22 Feb 2018 17:10pm
WINDHOEK, 22 FEB (NAMPA) The Agro-Marketing Trade Agency (AMTA) has marketed fresh produce to the tune of N.dollars 34 million through its three national hubs during the 2016/17 financial year, a 40 per cent increase, its Managing Director Lungameni Lucas said.
Speaking at AMTAs annual general meeting on Thursday, Lucas said the total value of volume traded through the hubs has increased by 40 per cent compared to the previous year.
The throughput from the Rundu hub was 1 545 Metric Tons (MT) (N.dollars 8.9 million), Ongwediva 1 932 MT (N.dollars 20.8 million) while the Windhoek hub was 1 408 MT (N.dollars 4.9 million).
The main products were potatoes, onions, tomatoes, cabbages, butternuts, watermelons, gem squash, carrots and green peppers.
The total grain released during the period under review was 9 412.71 MT. Of this, 8 151.71 was white maize while 1 261 was Pearl Millet (Mahangu).
In addition, for the fourth year running, AMTA has received an unqualified audit opinion, something worth commending in the face of parastatals that have become a burden on State coffers, according to Lucas.
For the year under review, AMTA recorded a surplus of N.dollars 26 million, compared to the deficit of N.dollars 62 million last year.
Lucas said 765 samples of agronomic and horticulture products from AMTA were tested and were in compliance with food safety standards of the European Union or Food and Agriculture Association of the United Nations.
At the moment, the government has five silos as part of the National Strategic Food Reserve (NSFR).
NSFR was established with the aim of ensuring that local grain producers have a market for their produce in order to support food security and guarantee that food is available at any given time.
The silos are located in Tsandi (Omusati), Okongo (Ohangwena), Omuthiya (Oshikoto), Rundu (Kavango East) and Katima Mulilo (Zambezi).
However, the current storage capacity of the five silos is 22 900 MT, a 68 per cent shortfall of the national target of 67 000 MT which the organisation aims to address by 2030.
Lucas further listed the pricing of grain, limited access to the market, high cost of laboratory analysis and oversupply or undersupply of certain fresh produce as its chief challenges.

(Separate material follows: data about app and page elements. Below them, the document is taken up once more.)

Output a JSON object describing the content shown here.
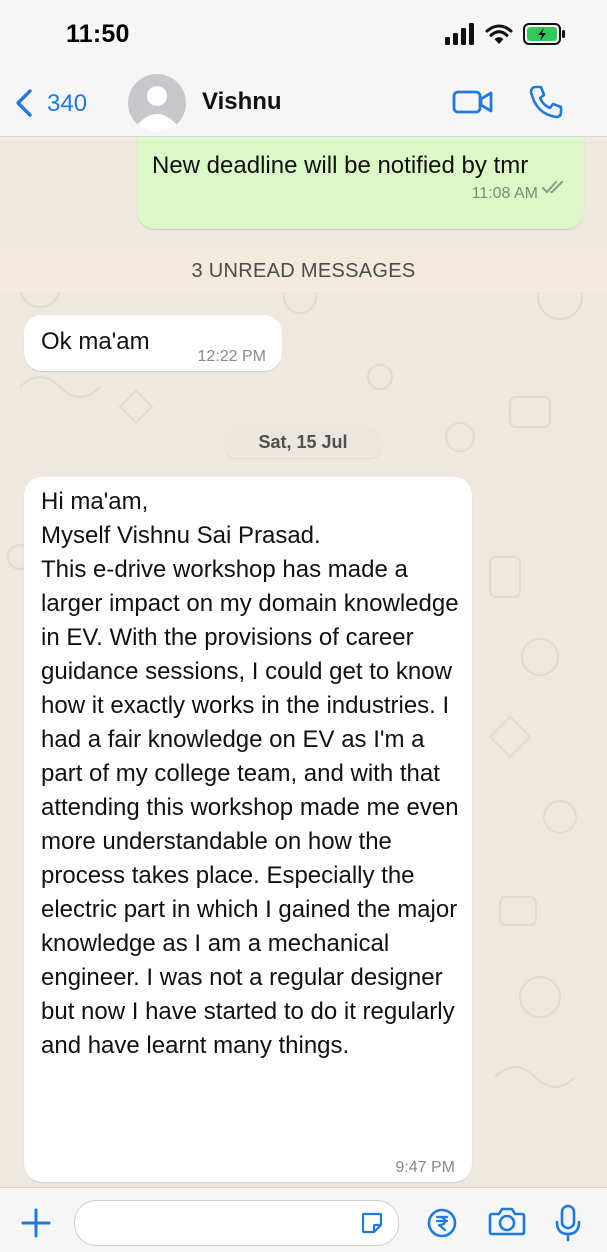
{
  "status_bar": {
    "time": "11:50"
  },
  "header": {
    "back_count": "340",
    "contact_name": "Vishnu"
  },
  "messages": [
    {
      "direction": "outgoing",
      "text": "New deadline will be notified by tmr",
      "time": "11:08 AM"
    },
    {
      "direction": "incoming",
      "text": "Ok ma'am",
      "time": "12:22 PM"
    },
    {
      "direction": "incoming",
      "text": "Hi ma'am,\nMyself Vishnu Sai Prasad.\nThis e-drive workshop has made a larger impact on my domain knowledge in EV. With the provisions of career guidance sessions, I could get to know how it exactly works in the industries. I had a fair knowledge on EV as I'm a part of my college team, and with that attending this workshop made me even more understandable on how the process takes place. Especially the electric part in which I gained the major knowledge as I am a mechanical engineer. I was not a regular designer but now I have started to do it regularly and have learnt many things.",
      "time": "9:47 PM"
    }
  ],
  "unread_label": "3 UNREAD MESSAGES",
  "date_label": "Sat, 15 Jul",
  "icons": {
    "signal": "signal-icon",
    "wifi": "wifi-icon",
    "battery": "battery-charging-icon",
    "back": "chevron-left-icon",
    "video": "video-call-icon",
    "phone": "phone-icon",
    "plus": "plus-icon",
    "sticker": "sticker-icon",
    "rupee": "rupee-icon",
    "camera": "camera-icon",
    "mic": "microphone-icon"
  },
  "colors": {
    "accent": "#1f7ae0",
    "outgoing_bubble": "#dcf8c6",
    "incoming_bubble": "#ffffff",
    "chat_background": "#efe8df",
    "battery_fill": "#35c759"
  }
}
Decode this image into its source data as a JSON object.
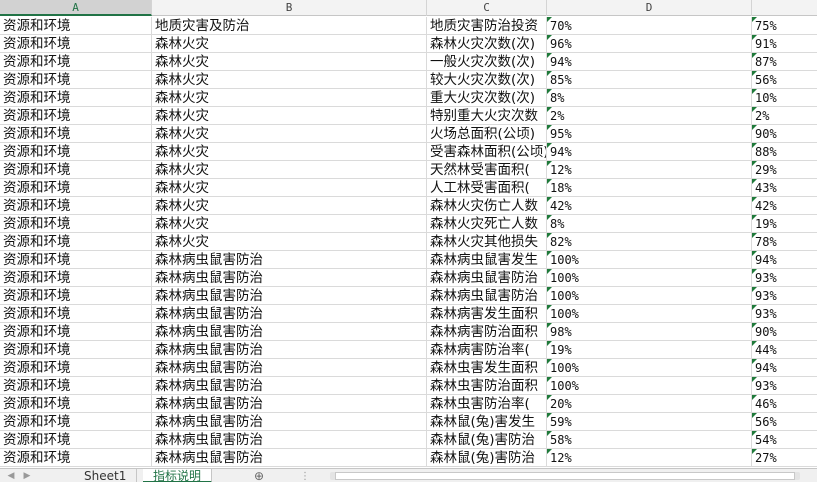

As we speak now, there is an undersupply of onions in Namibia. We dont have onions as we speak. We need to look at how we can programme supply so our produce speak to the needs of the market, he said.